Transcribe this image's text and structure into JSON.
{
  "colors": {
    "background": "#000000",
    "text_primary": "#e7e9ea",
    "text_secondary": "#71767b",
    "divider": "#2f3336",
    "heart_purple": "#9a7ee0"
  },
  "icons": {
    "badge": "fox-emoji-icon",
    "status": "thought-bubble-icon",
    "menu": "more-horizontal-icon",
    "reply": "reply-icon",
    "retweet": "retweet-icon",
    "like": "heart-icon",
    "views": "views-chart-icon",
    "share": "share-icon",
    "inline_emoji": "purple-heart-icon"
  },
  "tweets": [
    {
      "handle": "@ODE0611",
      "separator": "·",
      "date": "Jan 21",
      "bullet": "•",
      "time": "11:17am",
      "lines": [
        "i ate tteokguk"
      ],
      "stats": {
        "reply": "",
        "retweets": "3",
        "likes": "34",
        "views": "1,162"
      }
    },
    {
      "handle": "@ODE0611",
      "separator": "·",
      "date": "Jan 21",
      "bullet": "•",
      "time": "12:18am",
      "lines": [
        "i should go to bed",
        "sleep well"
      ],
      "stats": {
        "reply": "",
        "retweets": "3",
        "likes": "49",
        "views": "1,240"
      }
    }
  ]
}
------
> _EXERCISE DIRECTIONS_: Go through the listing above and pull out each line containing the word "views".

> _ANSWER FOR THIS EXERCISE_:
    "views": "views-chart-icon",
        "views": "1,162"
        "views": "1,240"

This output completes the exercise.